and CDC provided suggestions to the Guatemalan Berry Commission (GBC) about possible
ways to reduce the risk for contamination. The GBC voluntarily implemented various prudent
measures to improve water quality and sanitary conditions on farms that were going to export to
the United States in subsequent export seasons.
Despite these control measures, another multistate outbreak linked to Guatemalan raspberries
occurred in North America in the spring of 1997. CDC learned of this outbreak in early May
1997, when several health departments informed CDC of clusters of cases that were associated
with April events. Ultimately, 41 clusters with a total of 762 cases were reported, which were
associated with events that occurred April 1 through May 26, 1997, in 13 states, the District of
Columbia, and one Canadian province. In addition, 250 sporadic cases were reported for the
outbreak period, for an overall total of 1,012 cases in 17 states, the District of Columbia, and two
Once again, the investigation, which focused on the clusters of cases, implicated fresh
raspberries, and Guatemala was found to be the major source of the implicated berries. The
outbreak ended shortly after Guatemala voluntarily suspended exportation of fresh raspberries to
the United States at the end of May 1997. The fact that another outbreak occurred despite the
implementation of various control measures suggests either that the control measures may not
have been fully implemented by some farms or that the measures may not have addressed the
true source of contamination of the raspberries.
These outbreaks in 1996 and 1997 highlighted challenges related to the investigation of
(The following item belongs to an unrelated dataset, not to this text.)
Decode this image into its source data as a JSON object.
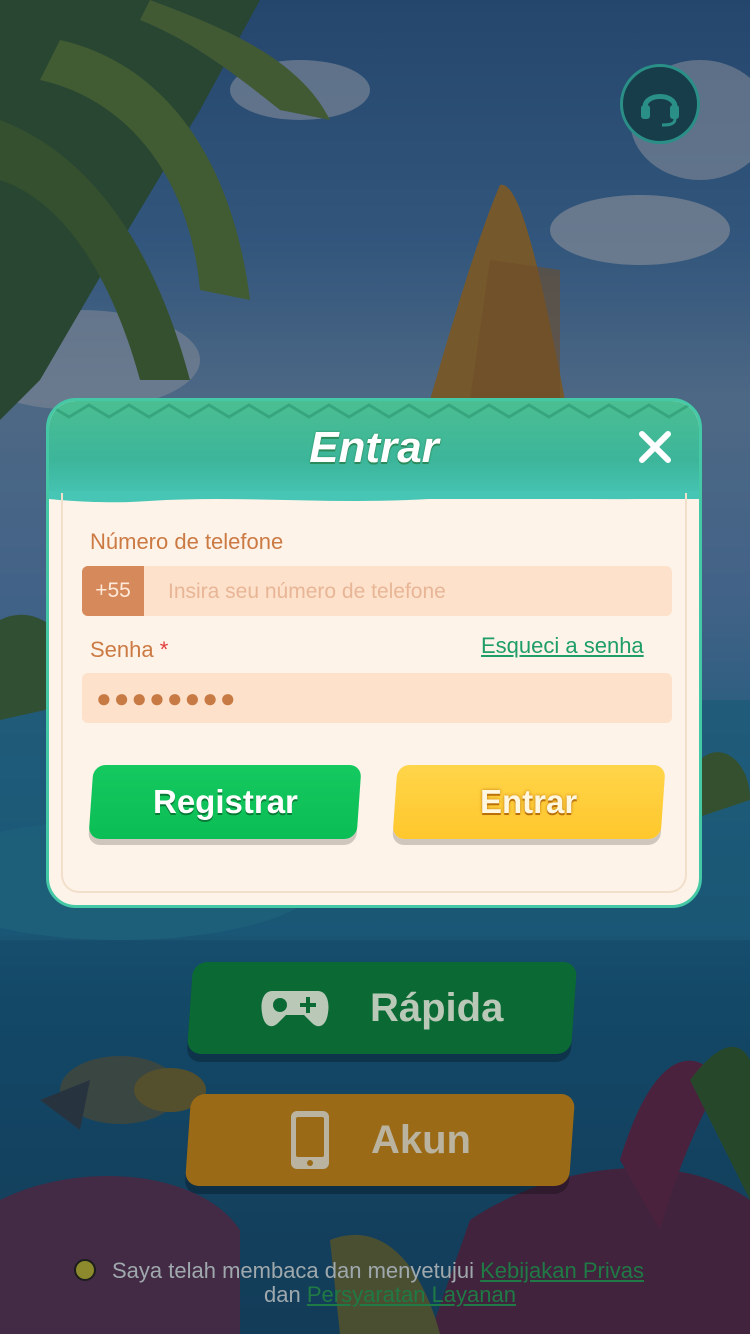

outbreaks of foodborne diseases. Many State and local health departments do not have the
necessary infrastructure to conduct outbreak investigations. Also, because Cyclospora is an
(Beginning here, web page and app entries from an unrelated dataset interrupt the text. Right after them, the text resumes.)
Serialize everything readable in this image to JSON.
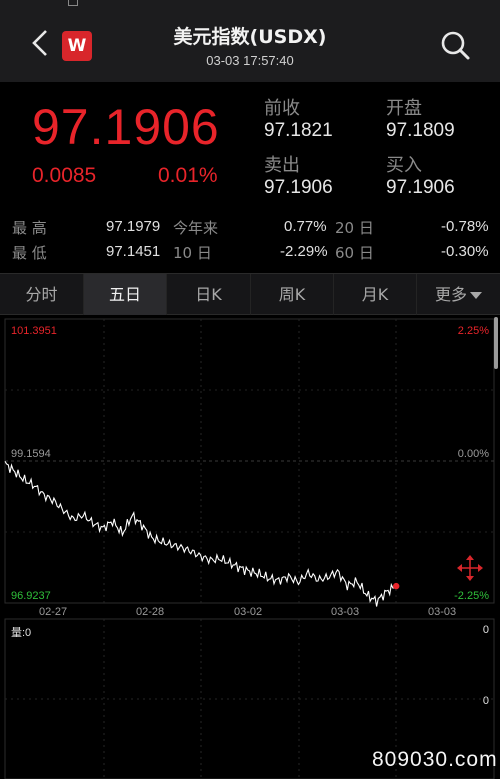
{
  "header": {
    "logo_text": "W",
    "title": "美元指数(USDX)",
    "datetime": "03-03 17:57:40"
  },
  "quote": {
    "price": "97.1906",
    "change": "0.0085",
    "change_pct": "0.01%",
    "prev_close_label": "前收",
    "prev_close": "97.1821",
    "open_label": "开盘",
    "open": "97.1809",
    "ask_label": "卖出",
    "ask": "97.1906",
    "bid_label": "买入",
    "bid": "97.1906"
  },
  "stats": {
    "high_label": "最  高",
    "high": "97.1979",
    "low_label": "最  低",
    "low": "97.1451",
    "ytd_label": "今年来",
    "ytd": "0.77%",
    "d20_label": "20  日",
    "d20": "-0.78%",
    "d10_label": "10  日",
    "d10": "-2.29%",
    "d60_label": "60  日",
    "d60": "-0.30%"
  },
  "tabs": [
    {
      "label": "分时",
      "active": false
    },
    {
      "label": "五日",
      "active": true
    },
    {
      "label": "日K",
      "active": false
    },
    {
      "label": "周K",
      "active": false
    },
    {
      "label": "月K",
      "active": false
    },
    {
      "label": "更多",
      "active": false
    }
  ],
  "chart_data": {
    "type": "line",
    "y_axis_left": [
      "101.3951",
      "99.1594",
      "96.9237"
    ],
    "y_axis_right": [
      "2.25%",
      "0.00%",
      "-2.25%"
    ],
    "ylim": [
      96.9237,
      101.3951
    ],
    "x_labels": [
      "02-27",
      "02-28",
      "03-02",
      "03-03",
      "03-03"
    ],
    "volume_label": "量:0",
    "volume_right_top": "0",
    "volume_right_bottom": "0",
    "series": [
      {
        "x": [
          0,
          2,
          4,
          6,
          8,
          10,
          12,
          14,
          16,
          18,
          20,
          22,
          24,
          26,
          28,
          30,
          32,
          34,
          36,
          38,
          40,
          42,
          44,
          46,
          48,
          50,
          52,
          54,
          56,
          58,
          60,
          62,
          64,
          66,
          68,
          70,
          72,
          74,
          76,
          78,
          80
        ],
        "values": [
          99.12,
          98.99,
          98.86,
          98.77,
          98.62,
          98.53,
          98.38,
          98.24,
          98.31,
          98.18,
          98.1,
          98.21,
          98.02,
          98.3,
          98.15,
          97.95,
          97.89,
          97.84,
          97.8,
          97.74,
          97.66,
          97.6,
          97.62,
          97.55,
          97.48,
          97.42,
          97.38,
          97.31,
          97.28,
          97.34,
          97.25,
          97.4,
          97.29,
          97.33,
          97.42,
          97.2,
          97.26,
          97.05,
          96.95,
          97.1,
          97.19
        ]
      }
    ],
    "colors": {
      "line": "#ffffff",
      "end_dot": "#e8242a",
      "up": "#e8242a",
      "down": "#2fbf3a",
      "neutral": "#9a9a9a"
    }
  },
  "watermark": "809030.com"
}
emerging pathogen, most laboratorians lacked the experience and expertise to identify
Cyclospora in stool specimens, particularly during the 1996 investigation. CDC is developing
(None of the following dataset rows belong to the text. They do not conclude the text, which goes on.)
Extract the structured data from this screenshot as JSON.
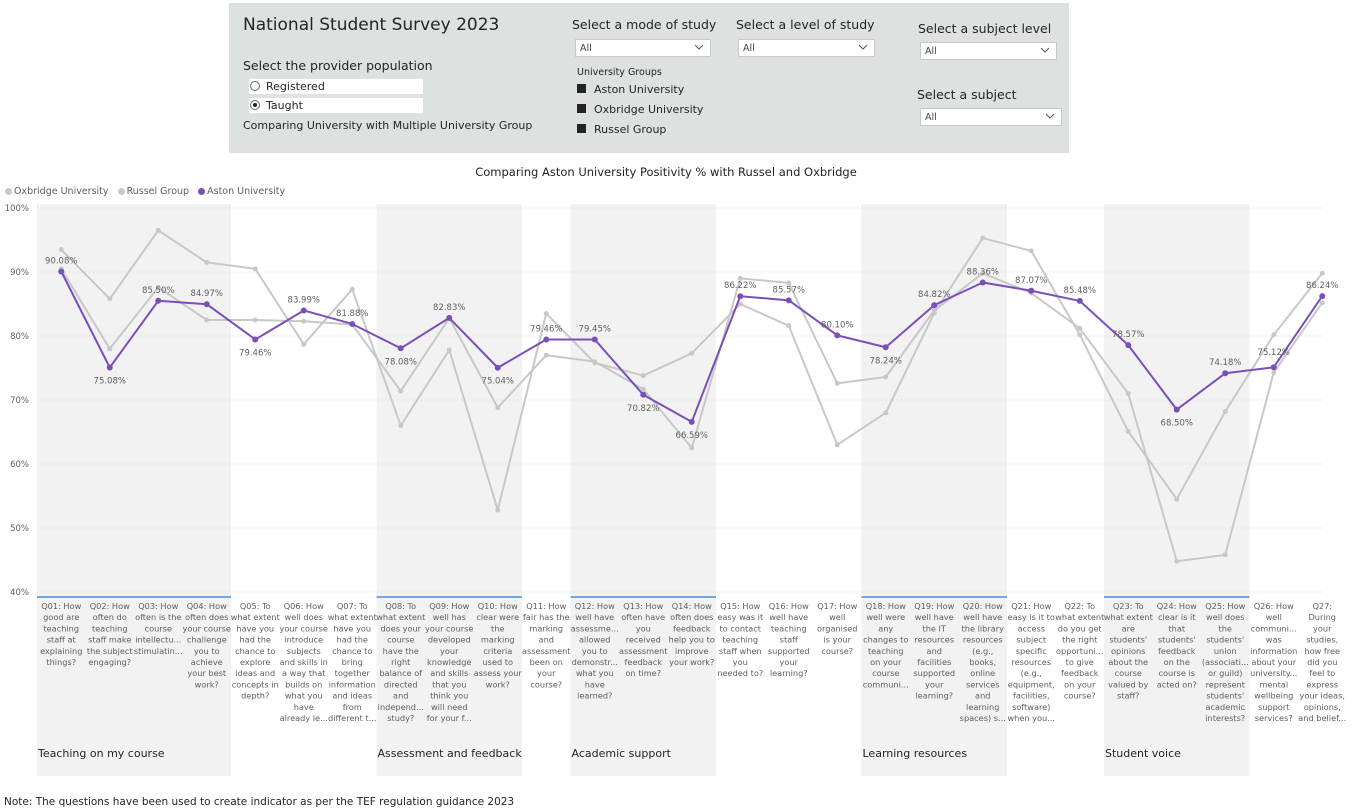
{
  "header": {
    "title": "National Student Survey 2023",
    "provider_label": "Select the provider population",
    "radios": [
      {
        "label": "Registered",
        "selected": false
      },
      {
        "label": "Taught",
        "selected": true
      }
    ],
    "comparing_text": "Comparing University with Multiple University  Group",
    "mode_label": "Select a mode of study",
    "mode_value": "All",
    "level_label": "Select a level of study",
    "level_value": "All",
    "subject_level_label": "Select a subject level",
    "subject_level_value": "All",
    "subject_label": "Select a subject",
    "subject_value": "All",
    "groups_title": "University Groups",
    "groups": [
      "Aston University",
      "Oxbridge University",
      "Russel Group"
    ]
  },
  "chart_title": "Comparing Aston University Positivity % with Russel and Oxbridge",
  "legend": [
    {
      "label": "Oxbridge University",
      "color": "#c8c8c8"
    },
    {
      "label": "Russel Group",
      "color": "#c8c8c8"
    },
    {
      "label": "Aston University",
      "color": "#7b4fb8"
    }
  ],
  "note": "Note: The questions have been used to create indicator as per the TEF regulation guidance 2023",
  "chart_data": {
    "type": "line",
    "ylim": [
      40,
      100
    ],
    "yticks": [
      "40%",
      "50%",
      "60%",
      "70%",
      "80%",
      "90%",
      "100%"
    ],
    "grid": true,
    "legend_position": "top-left",
    "categories": [
      "Q01: How good are teaching staff at explaining things?",
      "Q02: How often do teaching staff make the subject engaging?",
      "Q03: How often is the course intellectu... stimulatin...",
      "Q04: How often does your course challenge you to achieve your best work?",
      "Q05: To what extent have you had the chance to explore ideas and concepts in depth?",
      "Q06: How well does your course introduce subjects and skills in a way that builds on what you have already le...",
      "Q07: To what extent have you had the chance to bring together information and ideas from different t...",
      "Q08: To what extent does your course have the right balance of directed and independ... study?",
      "Q09: How well has your course developed your knowledge and skills that you think you will need for your f...",
      "Q10: How clear were the marking criteria used to assess your work?",
      "Q11: How fair has the marking and assessment been on your course?",
      "Q12: How well have assessme... allowed you to demonstr... what you have learned?",
      "Q13: How often have you received assessment feedback on time?",
      "Q14: How often does feedback help you to improve your work?",
      "Q15: How easy was it to contact teaching staff when you needed to?",
      "Q16: How well have teaching staff supported your learning?",
      "Q17: How well organised is your course?",
      "Q18: How well were any changes to teaching on your course communi...",
      "Q19: How well have the IT resources and facilities supported your learning?",
      "Q20: How well have the library resources (e.g., books, online services and learning spaces) s...",
      "Q21: How easy is it to access subject specific resources (e.g., equipment, facilities, software) when you...",
      "Q22: To what extent do you get the right opportuni... to give feedback on your course?",
      "Q23: To what extent are students' opinions about the course valued by staff?",
      "Q24: How clear is it that students' feedback on the course is acted on?",
      "Q25: How well does the students' union (associati... or guild) represent students' academic interests?",
      "Q26: How well communi... was information about your university... mental wellbeing support services?",
      "Q27: During your studies, how free did you feel to express your ideas, opinions, and belief..."
    ],
    "category_lines": [
      [
        "Q01: How",
        "good are",
        "teaching",
        "staff at",
        "explaining",
        "things?"
      ],
      [
        "Q02: How",
        "often do",
        "teaching",
        "staff make",
        "the subject",
        "engaging?"
      ],
      [
        "Q03: How",
        "often is the",
        "course",
        "intellectu...",
        "stimulatin..."
      ],
      [
        "Q04: How",
        "often does",
        "your course",
        "challenge",
        "you to",
        "achieve",
        "your best",
        "work?"
      ],
      [
        "Q05: To",
        "what extent",
        "have you",
        "had the",
        "chance to",
        "explore",
        "ideas and",
        "concepts in",
        "depth?"
      ],
      [
        "Q06: How",
        "well does",
        "your course",
        "introduce",
        "subjects",
        "and skills in",
        "a way that",
        "builds on",
        "what you",
        "have",
        "already le..."
      ],
      [
        "Q07: To",
        "what extent",
        "have you",
        "had the",
        "chance to",
        "bring",
        "together",
        "information",
        "and ideas",
        "from",
        "different t..."
      ],
      [
        "Q08: To",
        "what extent",
        "does your",
        "course",
        "have the",
        "right",
        "balance of",
        "directed",
        "and",
        "independ...",
        "study?"
      ],
      [
        "Q09: How",
        "well has",
        "your course",
        "developed",
        "your",
        "knowledge",
        "and skills",
        "that you",
        "think you",
        "will need",
        "for your f..."
      ],
      [
        "Q10: How",
        "clear were",
        "the",
        "marking",
        "criteria",
        "used to",
        "assess your",
        "work?"
      ],
      [
        "Q11: How",
        "fair has the",
        "marking",
        "and",
        "assessment",
        "been on",
        "your",
        "course?"
      ],
      [
        "Q12: How",
        "well have",
        "assessme...",
        "allowed",
        "you to",
        "demonstr...",
        "what you",
        "have",
        "learned?"
      ],
      [
        "Q13: How",
        "often have",
        "you",
        "received",
        "assessment",
        "feedback",
        "on time?"
      ],
      [
        "Q14: How",
        "often does",
        "feedback",
        "help you to",
        "improve",
        "your work?"
      ],
      [
        "Q15: How",
        "easy was it",
        "to contact",
        "teaching",
        "staff when",
        "you",
        "needed to?"
      ],
      [
        "Q16: How",
        "well have",
        "teaching",
        "staff",
        "supported",
        "your",
        "learning?"
      ],
      [
        "Q17: How",
        "well",
        "organised",
        "is your",
        "course?"
      ],
      [
        "Q18: How",
        "well were",
        "any",
        "changes to",
        "teaching",
        "on your",
        "course",
        "communi..."
      ],
      [
        "Q19: How",
        "well have",
        "the IT",
        "resources",
        "and",
        "facilities",
        "supported",
        "your",
        "learning?"
      ],
      [
        "Q20: How",
        "well have",
        "the library",
        "resources",
        "(e.g.,",
        "books,",
        "online",
        "services",
        "and",
        "learning",
        "spaces) s..."
      ],
      [
        "Q21: How",
        "easy is it to",
        "access",
        "subject",
        "specific",
        "resources",
        "(e.g.,",
        "equipment,",
        "facilities,",
        "software)",
        "when you..."
      ],
      [
        "Q22: To",
        "what extent",
        "do you get",
        "the right",
        "opportuni...",
        "to give",
        "feedback",
        "on your",
        "course?"
      ],
      [
        "Q23: To",
        "what extent",
        "are",
        "students'",
        "opinions",
        "about the",
        "course",
        "valued by",
        "staff?"
      ],
      [
        "Q24: How",
        "clear is it",
        "that",
        "students'",
        "feedback",
        "on the",
        "course is",
        "acted on?"
      ],
      [
        "Q25: How",
        "well does",
        "the",
        "students'",
        "union",
        "(associati...",
        "or guild)",
        "represent",
        "students'",
        "academic",
        "interests?"
      ],
      [
        "Q26: How",
        "well",
        "communi...",
        "was",
        "information",
        "about your",
        "university...",
        "mental",
        "wellbeing",
        "support",
        "services?"
      ],
      [
        "Q27:",
        "During",
        "your",
        "studies,",
        "how free",
        "did you",
        "feel to",
        "express",
        "your ideas,",
        "opinions,",
        "and belief..."
      ]
    ],
    "groups": [
      {
        "label": "Teaching on my course",
        "start": 0,
        "end": 3,
        "shaded": true
      },
      {
        "label": "",
        "start": 4,
        "end": 6,
        "shaded": false
      },
      {
        "label": "Assessment and feedback",
        "start": 7,
        "end": 9,
        "shaded": true
      },
      {
        "label": "",
        "start": 10,
        "end": 10,
        "shaded": false
      },
      {
        "label": "Academic support",
        "start": 11,
        "end": 13,
        "shaded": true
      },
      {
        "label": "",
        "start": 14,
        "end": 16,
        "shaded": false
      },
      {
        "label": "Learning resources",
        "start": 17,
        "end": 19,
        "shaded": true
      },
      {
        "label": "",
        "start": 20,
        "end": 21,
        "shaded": false
      },
      {
        "label": "Student voice",
        "start": 22,
        "end": 24,
        "shaded": true
      },
      {
        "label": "",
        "start": 25,
        "end": 26,
        "shaded": false
      }
    ],
    "series": [
      {
        "name": "Oxbridge University",
        "color": "#c8c8c8",
        "values": [
          93.5,
          85.8,
          96.5,
          91.5,
          90.5,
          78.7,
          87.3,
          66.0,
          77.8,
          52.8,
          83.5,
          75.8,
          73.8,
          77.3,
          85.0,
          81.6,
          63.0,
          68.0,
          83.6,
          95.3,
          93.3,
          80.2,
          65.1,
          54.5,
          68.2,
          80.2,
          89.8
        ]
      },
      {
        "name": "Russel Group",
        "color": "#c8c8c8",
        "values": [
          90.5,
          78.0,
          87.6,
          82.5,
          82.5,
          82.3,
          81.8,
          71.4,
          82.8,
          68.8,
          77.0,
          76.0,
          71.7,
          62.5,
          89.0,
          88.3,
          72.6,
          73.6,
          84.0,
          89.8,
          86.7,
          81.2,
          71.0,
          44.8,
          45.8,
          74.3,
          85.2
        ]
      },
      {
        "name": "Aston University",
        "color": "#7b4fb8",
        "values": [
          90.08,
          75.08,
          85.5,
          84.97,
          79.46,
          83.99,
          81.88,
          78.08,
          82.83,
          75.04,
          79.46,
          79.45,
          70.82,
          66.59,
          86.22,
          85.57,
          80.1,
          78.24,
          84.82,
          88.36,
          87.07,
          85.48,
          78.57,
          68.5,
          74.18,
          75.12,
          86.24
        ]
      }
    ],
    "data_labels": [
      "90.08%",
      "75.08%",
      "85.50%",
      "84.97%",
      "79.46%",
      "83.99%",
      "81.88%",
      "78.08%",
      "82.83%",
      "75.04%",
      "79.46%",
      "79.45%",
      "70.82%",
      "66.59%",
      "86.22%",
      "85.57%",
      "80.10%",
      "78.24%",
      "84.82%",
      "88.36%",
      "87.07%",
      "85.48%",
      "78.57%",
      "68.50%",
      "74.18%",
      "75.12%",
      "86.24%"
    ]
  }
}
the capacity to use the Internet to assist laboratories in identifying parasites such as Cyclospora
in patient specimens. However, many laboratories do not yet have the necessary equipment to
take advantage of this technology.
New Challenges New Opportunities
As we draw to the close of the 20th century, we face new paradigms for foodborne disease due to
the globalization of the food supply, the large-scale nature of food production and distribution,
and the continuing recognition of new foodborne pathogens. CDC addresses these issues by
harnessing the technology of electronic telecommunications and computer systems, developing
state of the art molecular fingerprinting techniques, integrating its disease prevention and control
activities with food safety programs in FDA and USDA, and building active epidemiologic and
laboratory-based surveillance programs in collaboration with our State and local partners.
However, much work needs to be done to build the necessary architecture for a truly sensitive
and responsive early warning network. Building investigative and laboratory capacity in all of
our State partners, enhancing our collaborative activities with international partners where,
increasingly, some of our food supplies originate, and improving the qualitative and quantitative
understanding of critical food safety problems are important components of CDC's response.
CDC has been working with the Council of State and Territorial Epidemiologists and the
Association of State and Territorial Public Health Laboratory Directors to enhance core
surveillance capacity and to assure that the appropriate architecture exists. A 21st century
system is needed to confront 21st century challenges.
In conclusion, strong Federal, State, and local public health surveillance networks are the
foundation for rapid identification and investigation of infectious disease threats, including those
illnesses that are caused by foodborne pathogens. Foodborne diseases remain a challenge for
public health. To address this challenge will require continued investments in our public health
infrastructure and strong partnerships among State and local health departments and Federal
Thank you for the opportunity to discuss the surveillance of foodborne disease. We will be
happy to answer questions you or other members of the Subcommittee may have.